Unfortunately, the debate soon turned very ugly as white supremacists latched
on to the potential Caucasian angle and tried to file a friend of the court
brief in favor of turning the bones over to scientists.
However, it should be noted that the mainstream scientists that sought to
study the bones did not solicit the white supremacists and even condemned
Meanwhile, several local tribes including the Colville Yakama, Umatilla, and
Nez Perce insisted that since the remains were pre-Columbian, they were
undoubtedly their ancestors and cited protection under the Native American
Graves Repatriation Act of 1990 (NAGPRA).
A complex fight ensued and the remains were eventually ordered returned to
the tribes by then-Interior Secretary Bruce Babbitt in 2000 and a group of
scientists initiated a lawsuit.
In the 2002 decision it was decided that the remains were not covered by
NAGPRA but the Archaeological Resources Protection Act. It was argued that
there could be no definitive link to the tribes because of their antiquity
and further study was allowed.
In their decision, the three judge 9th Circuit panel also reasoned that
tribes had gone too far in claiming all pre-Columbian remains to be those of
American Indians. Tribal sources say that this is limited because the only
documented pre-Columbian non-Indian remains are small scale settlements of
Vikings in limited areas on the east coast of Canada.
It should also be noted that some claim that Chinese fishing vessels may have
visited California in the 16th
Originally the attorney for Colville, Rob Roy Smith,
who works for a Seattle law firm,
represented all four tribes before the 9th Circuit and warned that NAGPRA
might be compromised.
"The court has done a great injustice to Indian country," Smith
The problem as Smith sees it, is that tribes must
now conduct studies of remains to determine their antiquity in order to claim
remains. Though some tribes do not have a problem with examining remains,
many do, and would be forced to go against their own religious principles in
order to gain custody.
Smith added that NAGPRA sets no specific limit on the age of the remains but
said that it is generally hard for tribes to claim remains over 500 years
There are several competing theories as to the origin of Kennewick
Man. Some members of the local tribes
cite their religious origin stories that claim they originated in the area
and that they were the first inhabitants.
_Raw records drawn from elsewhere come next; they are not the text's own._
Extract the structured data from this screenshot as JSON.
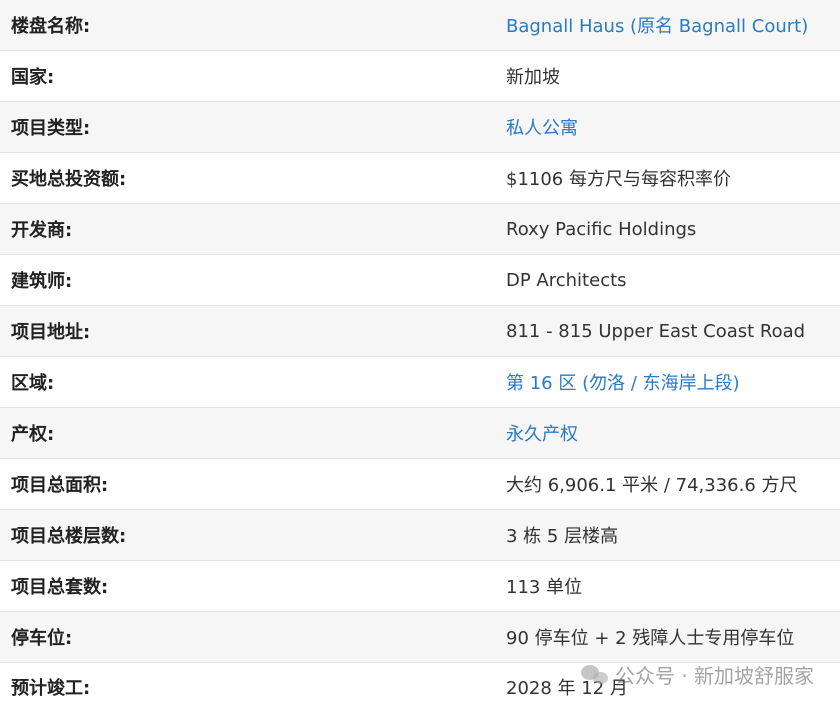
{
  "rows": [
    {
      "label": "楼盘名称:",
      "value": "Bagnall Haus (原名 Bagnall Court)",
      "link": true
    },
    {
      "label": "国家:",
      "value": "新加坡",
      "link": false
    },
    {
      "label": "项目类型:",
      "value": "私人公寓",
      "link": true
    },
    {
      "label": "买地总投资额:",
      "value": "$1106 每方尺与每容积率价",
      "link": false
    },
    {
      "label": "开发商:",
      "value": "Roxy Pacific Holdings",
      "link": false
    },
    {
      "label": "建筑师:",
      "value": "DP Architects",
      "link": false
    },
    {
      "label": "项目地址:",
      "value": "811 - 815 Upper East Coast Road",
      "link": false
    },
    {
      "label": "区域:",
      "value": "第 16 区 (勿洛 / 东海岸上段)",
      "link": true
    },
    {
      "label": "产权:",
      "value": "永久产权",
      "link": true
    },
    {
      "label": "项目总面积:",
      "value": "大约 6,906.1 平米 / 74,336.6 方尺",
      "link": false
    },
    {
      "label": "项目总楼层数:",
      "value": "3 栋 5 层楼高",
      "link": false
    },
    {
      "label": "项目总套数:",
      "value": "113 单位",
      "link": false
    },
    {
      "label": "停车位:",
      "value": "90 停车位 + 2 残障人士专用停车位",
      "link": false
    },
    {
      "label": "预计竣工:",
      "value": "2028 年 12 月",
      "link": false
    }
  ],
  "watermark": {
    "text": "公众号 · 新加坡舒服家",
    "icon": "wechat-icon"
  },
  "colors": {
    "link": "#2a7ac6",
    "stripe": "#f6f6f6",
    "border": "#e2e2e2"
  }
}
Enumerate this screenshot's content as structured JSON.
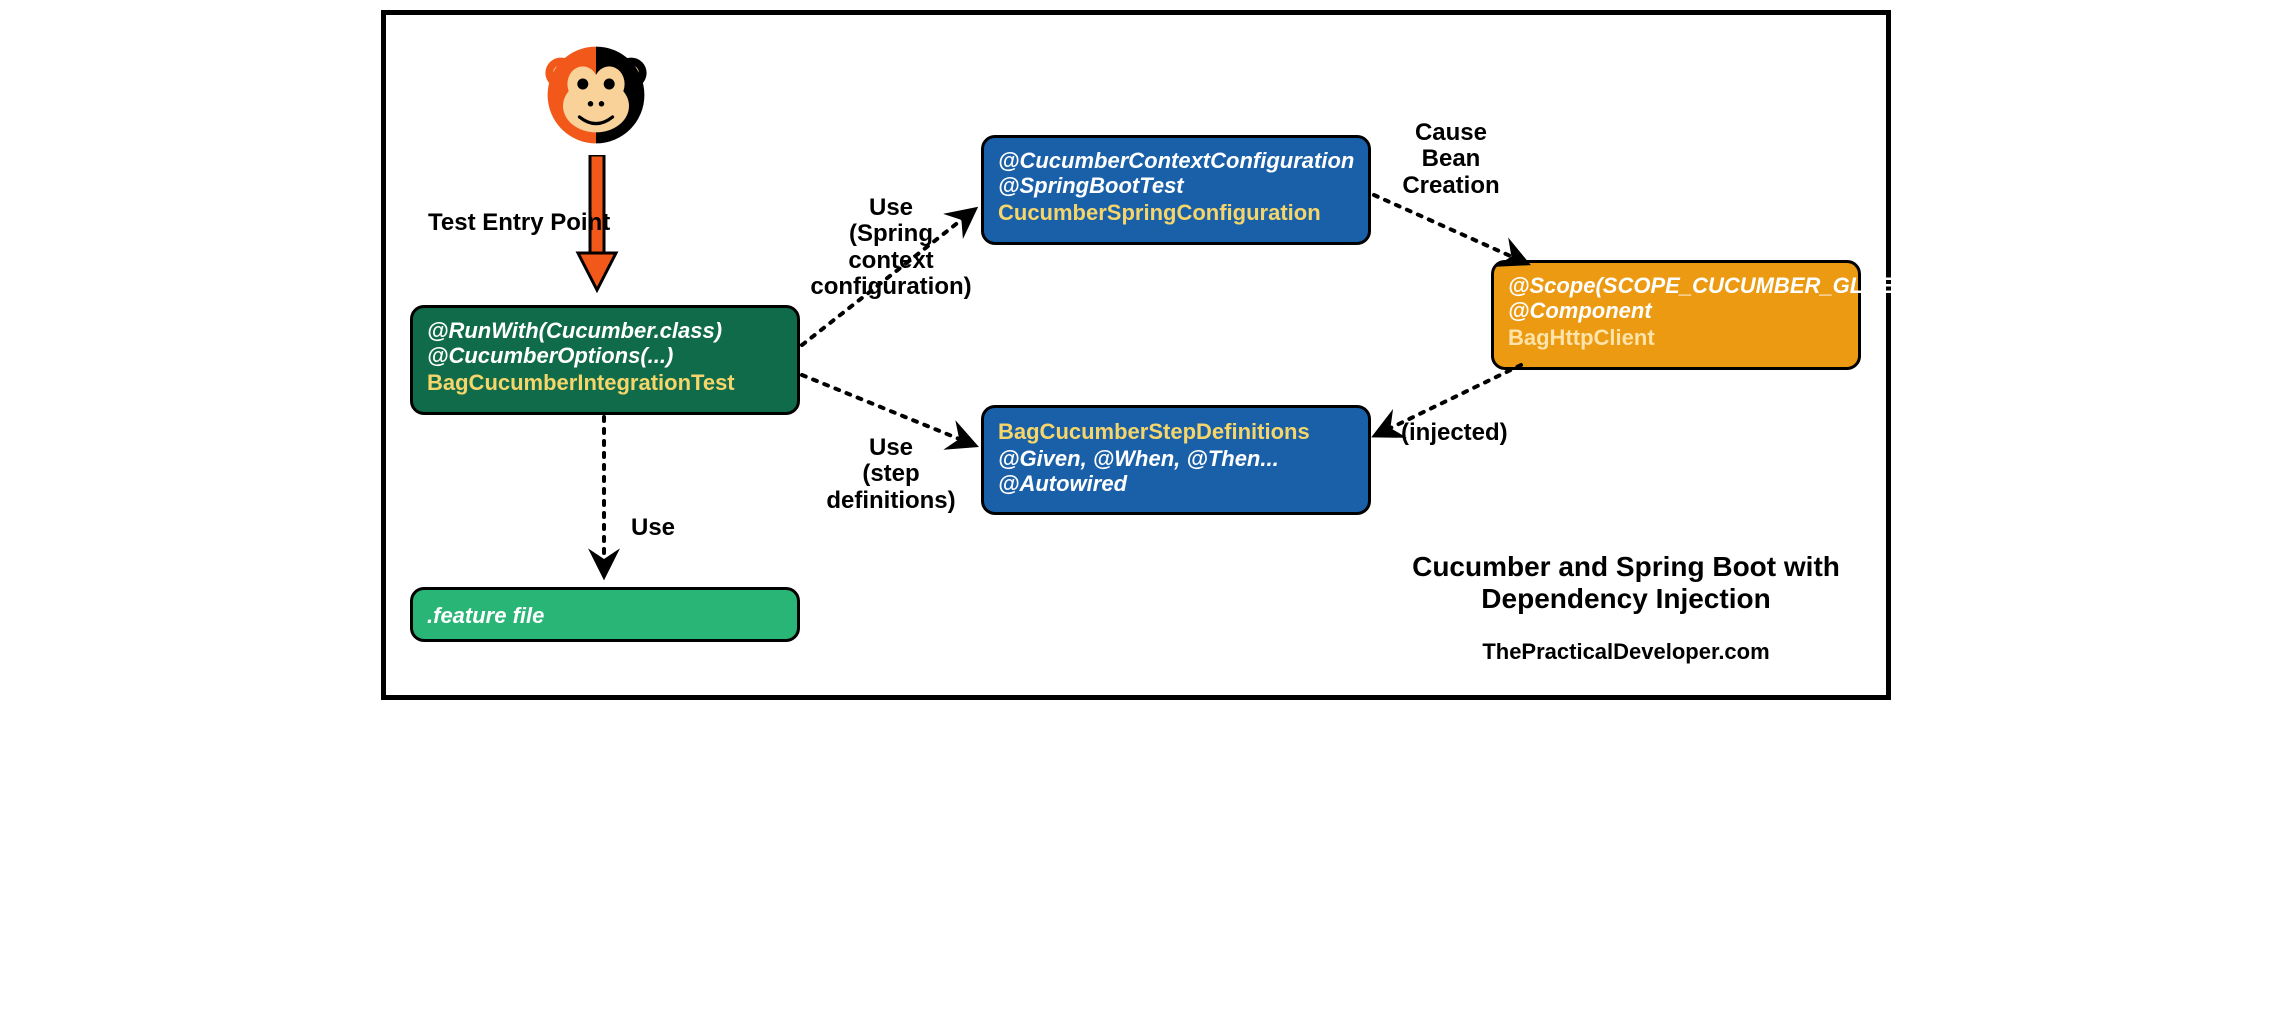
{
  "labels": {
    "entry": "Test Entry Point",
    "use_feature": "Use",
    "use_cfg_l1": "Use",
    "use_cfg_l2": "(Spring context",
    "use_cfg_l3": "configuration)",
    "use_step_l1": "Use",
    "use_step_l2": "(step",
    "use_step_l3": "definitions)",
    "cause_l1": "Cause",
    "cause_l2": "Bean",
    "cause_l3": "Creation",
    "injected": "(injected)"
  },
  "boxes": {
    "runner": {
      "a1": "@RunWith(Cucumber.class)",
      "a2": "@CucumberOptions(...)",
      "cls": "BagCucumberIntegrationTest"
    },
    "feature": {
      "cls": ".feature file"
    },
    "cfg": {
      "a1": "@CucumberContextConfiguration",
      "a2": "@SpringBootTest",
      "cls": "CucumberSpringConfiguration"
    },
    "steps": {
      "cls": "BagCucumberStepDefinitions",
      "a1": "@Given, @When, @Then...",
      "a2": "@Autowired"
    },
    "client": {
      "a1": "@Scope(SCOPE_CUCUMBER_GLUE)",
      "a2": "@Component",
      "cls": "BagHttpClient"
    }
  },
  "title": {
    "l1": "Cucumber and Spring Boot with",
    "l2": "Dependency Injection"
  },
  "credit": "ThePracticalDeveloper.com"
}
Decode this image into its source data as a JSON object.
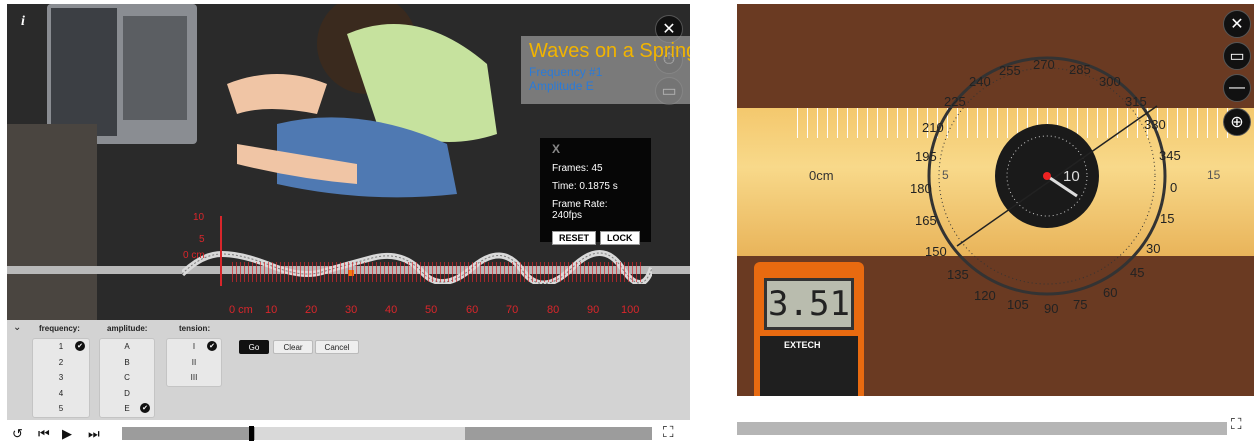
{
  "left_view": {
    "info_label": "i",
    "title": "Waves on a Spring",
    "subtitle1": "Frequency #1",
    "subtitle2": "Amplitude E",
    "timer": {
      "close": "X",
      "frames": "Frames: 45",
      "time": "Time: 0.1875 s",
      "frame_rate": "Frame Rate: 240fps",
      "reset": "RESET",
      "lock": "LOCK"
    },
    "y_ruler": [
      "10",
      "5",
      "0 cm"
    ],
    "x_ruler": [
      "0 cm",
      "10",
      "20",
      "30",
      "40",
      "50",
      "60",
      "70",
      "80",
      "90",
      "100"
    ]
  },
  "controls": {
    "collapse_icon": "chevron-down-icon",
    "frequency_label": "frequency:",
    "frequency_options": [
      "1",
      "2",
      "3",
      "4",
      "5"
    ],
    "frequency_selected": "1",
    "amplitude_label": "amplitude:",
    "amplitude_options": [
      "A",
      "B",
      "C",
      "D",
      "E"
    ],
    "amplitude_selected": "E",
    "tension_label": "tension:",
    "tension_options": [
      "I",
      "II",
      "III"
    ],
    "tension_selected": "I",
    "go": "Go",
    "clear": "Clear",
    "cancel": "Cancel"
  },
  "playback": {
    "progress_position": 0.24
  },
  "right_view": {
    "ruler_label": "0cm",
    "ruler_mark_5": "5",
    "ruler_mark_15": "15",
    "dial_number": "10",
    "protractor": [
      "0",
      "15",
      "30",
      "45",
      "60",
      "75",
      "90",
      "105",
      "120",
      "135",
      "150",
      "165",
      "180",
      "195",
      "210",
      "225",
      "240",
      "255",
      "270",
      "285",
      "300",
      "315",
      "330",
      "345"
    ],
    "meter_display": "3.51",
    "meter_brand": "EXTECH"
  },
  "colors": {
    "title": "#f2b400",
    "subtitle": "#2a7bd8",
    "ruler": "#d8262b"
  }
}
The local tribes use the alternate
moniker "(The) Ancient One" for the remains.
Though several scientists are at odds over many details, they have theorized
that Kennewick Man is actually a relative of the Ainu people of northern Japan.
Sometimes dubbed the "American Indians of Japan," the Ainu are an
ethnic group with Caucasian-like features that lived on the islands for an
indefinite period before the ancestors of the modern Japanese invaded the
island from the Korean peninsula.
"(Kennewick Man) is undoubtedly related to the Ainu in Japan,"
said C. Lording Brace, a professor of anthropology at the University
of Michigan, one of the
plaintiffs seeking to study the remains.
Though disputed by other scientists, Brace insists that modern ethnic
characteristics were very much the same during the time of Kennewick Man.
Brace uses the method of dental pathology as evidence to this point.
Among those that disagree with Brace on this point are noted American Indian
social critic and author Vine Deloria and David
Hurst Thomas, the director of anthropology at the American
Museum of Natural History.
Though neither man could be reached for this story, they had previously told
Indian Country Today that they believe that modern racial definitions are not
valid when speaking of such old remains. Such factors come into play as climate, flora and fauna were much different during that
era near the end of the last ice age than they are today.
"It's almost impossible to do a racial composition on a recent corpse,
so when we're talking about an era when modern racial classifications had yet
to take shape it's irresponsible to say this is white or Indian as we know it
today," said Thomas in a 2001 Indian Country Today interview.
Currently, the remains are being held at the University
of Washington in Seattle.
Smith said that the tribes have at least two options. The first is an en banc
hearing, or a hearing before the entire 9th Circuit Court of Appeals that
could potentially overturn the three judge panel that made the Feb. 3 ruling.
The other would be congressional action to produce a legislative remedy.
Smith said it is unlikely the case would make it to the Supreme Court because
cases normally have to conflict with another circuit court in order to make
it to the high court.